◆ PROBLEM TO WORK ON ◆
Scan the entries below for the word "Tariffs" and copy every line in which it occurs.
Segment Start: RECORDS SHOWN
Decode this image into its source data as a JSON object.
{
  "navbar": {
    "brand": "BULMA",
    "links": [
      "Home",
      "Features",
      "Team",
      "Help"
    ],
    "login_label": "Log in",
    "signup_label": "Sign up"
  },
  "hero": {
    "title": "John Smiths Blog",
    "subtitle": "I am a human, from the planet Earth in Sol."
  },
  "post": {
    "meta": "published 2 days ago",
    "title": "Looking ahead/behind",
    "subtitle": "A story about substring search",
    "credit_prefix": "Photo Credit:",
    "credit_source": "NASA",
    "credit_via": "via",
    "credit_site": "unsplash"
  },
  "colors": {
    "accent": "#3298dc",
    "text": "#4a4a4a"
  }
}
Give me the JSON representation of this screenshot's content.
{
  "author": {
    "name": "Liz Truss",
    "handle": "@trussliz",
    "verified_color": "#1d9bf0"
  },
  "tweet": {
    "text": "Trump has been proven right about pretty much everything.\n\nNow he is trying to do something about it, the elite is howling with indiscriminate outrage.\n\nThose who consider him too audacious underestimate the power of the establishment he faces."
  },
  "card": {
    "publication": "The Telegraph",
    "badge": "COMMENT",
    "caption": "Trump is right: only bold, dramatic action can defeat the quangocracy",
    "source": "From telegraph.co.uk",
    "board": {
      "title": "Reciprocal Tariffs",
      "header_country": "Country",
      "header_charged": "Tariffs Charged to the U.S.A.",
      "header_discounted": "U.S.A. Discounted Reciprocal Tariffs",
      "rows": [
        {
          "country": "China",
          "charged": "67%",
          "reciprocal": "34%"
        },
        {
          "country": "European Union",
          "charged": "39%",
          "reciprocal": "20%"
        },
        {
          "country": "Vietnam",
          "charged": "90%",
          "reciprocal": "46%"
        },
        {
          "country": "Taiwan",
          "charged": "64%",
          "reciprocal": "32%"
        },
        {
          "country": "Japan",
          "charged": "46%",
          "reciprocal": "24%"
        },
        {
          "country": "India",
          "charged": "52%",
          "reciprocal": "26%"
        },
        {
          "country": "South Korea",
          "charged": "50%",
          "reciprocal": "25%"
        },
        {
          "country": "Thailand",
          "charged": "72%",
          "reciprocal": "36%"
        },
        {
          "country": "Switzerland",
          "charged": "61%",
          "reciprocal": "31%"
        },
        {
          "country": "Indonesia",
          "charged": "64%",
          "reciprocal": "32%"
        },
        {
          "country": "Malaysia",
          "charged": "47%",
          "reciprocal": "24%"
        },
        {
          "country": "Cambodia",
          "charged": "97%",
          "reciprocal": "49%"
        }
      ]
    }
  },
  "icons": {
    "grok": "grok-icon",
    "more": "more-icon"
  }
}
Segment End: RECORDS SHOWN
◆ EXERCISE OUTPUT ◆
      "title": "Reciprocal Tariffs",
      "header_charged": "Tariffs Charged to the U.S.A.",
      "header_discounted": "U.S.A. Discounted Reciprocal Tariffs",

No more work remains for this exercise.